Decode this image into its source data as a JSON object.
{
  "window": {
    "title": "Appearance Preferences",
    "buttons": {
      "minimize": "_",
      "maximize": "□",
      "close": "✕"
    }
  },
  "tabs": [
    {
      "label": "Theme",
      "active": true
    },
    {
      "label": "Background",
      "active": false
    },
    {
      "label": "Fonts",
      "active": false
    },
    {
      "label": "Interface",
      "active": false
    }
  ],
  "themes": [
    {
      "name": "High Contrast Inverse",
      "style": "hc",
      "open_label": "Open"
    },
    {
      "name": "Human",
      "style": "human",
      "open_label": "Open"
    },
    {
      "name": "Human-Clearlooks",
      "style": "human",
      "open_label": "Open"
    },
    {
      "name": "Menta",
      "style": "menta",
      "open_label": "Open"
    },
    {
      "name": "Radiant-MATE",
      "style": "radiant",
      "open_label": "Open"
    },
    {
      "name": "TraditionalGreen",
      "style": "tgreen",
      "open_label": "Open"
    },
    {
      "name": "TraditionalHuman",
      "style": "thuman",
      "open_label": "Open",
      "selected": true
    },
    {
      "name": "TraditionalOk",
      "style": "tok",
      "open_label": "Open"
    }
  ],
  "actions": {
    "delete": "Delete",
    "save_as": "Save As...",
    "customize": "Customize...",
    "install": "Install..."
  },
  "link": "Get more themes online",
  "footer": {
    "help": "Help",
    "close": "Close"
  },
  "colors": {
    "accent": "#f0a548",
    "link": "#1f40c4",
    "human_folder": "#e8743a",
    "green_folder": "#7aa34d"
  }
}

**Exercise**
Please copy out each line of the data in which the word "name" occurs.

**Answer section**
      "name": "High Contrast Inverse",
      "name": "Human",
      "name": "Human-Clearlooks",
      "name": "Menta",
      "name": "Radiant-MATE",
      "name": "TraditionalGreen",
      "name": "TraditionalHuman",
      "name": "TraditionalOk",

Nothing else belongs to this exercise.